As much as I love Elizabeth Bennet, Anne Shirley, and Jo March, I'd have to say that Pollyanna sits near the top of my literary heroines list. “Pollyanna” as a cultural reference brings to mind visions of sugary-sweet cheerfulness, unrealistic optimism and trite Annie
-esque references about “the sun coming out tomorrow.” The urban dictionary goes as far as to refer to a Pollyanna-like person as absurd and naïve, with a self-righteous moral superiority.
I confess that I think Pollyanna gets a bad rap.
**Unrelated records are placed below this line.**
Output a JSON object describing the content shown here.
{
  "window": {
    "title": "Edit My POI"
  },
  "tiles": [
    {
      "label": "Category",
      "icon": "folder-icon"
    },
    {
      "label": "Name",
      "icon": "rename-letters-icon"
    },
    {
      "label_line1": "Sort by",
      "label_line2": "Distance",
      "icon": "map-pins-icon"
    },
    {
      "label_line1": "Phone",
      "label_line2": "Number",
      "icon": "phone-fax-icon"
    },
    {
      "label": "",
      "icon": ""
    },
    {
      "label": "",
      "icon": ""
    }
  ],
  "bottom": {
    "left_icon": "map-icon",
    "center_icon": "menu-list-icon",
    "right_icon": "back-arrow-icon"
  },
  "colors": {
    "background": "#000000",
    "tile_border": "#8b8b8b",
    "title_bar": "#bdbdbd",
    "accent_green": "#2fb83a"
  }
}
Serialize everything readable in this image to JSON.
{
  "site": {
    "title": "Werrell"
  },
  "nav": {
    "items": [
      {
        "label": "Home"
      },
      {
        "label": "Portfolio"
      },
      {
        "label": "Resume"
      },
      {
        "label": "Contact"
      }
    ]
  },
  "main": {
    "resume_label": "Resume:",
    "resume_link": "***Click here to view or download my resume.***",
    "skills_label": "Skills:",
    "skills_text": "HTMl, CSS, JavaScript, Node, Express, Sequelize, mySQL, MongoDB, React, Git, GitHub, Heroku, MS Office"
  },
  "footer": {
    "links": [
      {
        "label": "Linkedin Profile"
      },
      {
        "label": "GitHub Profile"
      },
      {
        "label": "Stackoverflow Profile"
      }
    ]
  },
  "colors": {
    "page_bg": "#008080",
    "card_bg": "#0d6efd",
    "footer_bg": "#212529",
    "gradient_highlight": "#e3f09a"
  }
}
But for those who have not read Pollyanna
and its sequel Pollyanna Grows Up
, I'll acquaint you: At age 11, Pollyanna is orphaned and sent to live with her Aunt Polly, a stern, unfeeling woman, who sees Pollyanna as her duty, a burden to endure. Pollyanna, an outgoing, talkative and curious child walks into this scenario with hope and optimism that few can understand even in the midst of mourning her beloved father. She brings her “glad game” “about finding something in everything to be glad about” and begins to share it with the people of the town. Her father, a pastor, created this game when battling doubt and discouragement. He was convicted by the "rejoicing texts" in the Bible, seeing that "if God took the trouble to tell us eight hundred times to be glad and rejoice, He must want us to do it—SOME.”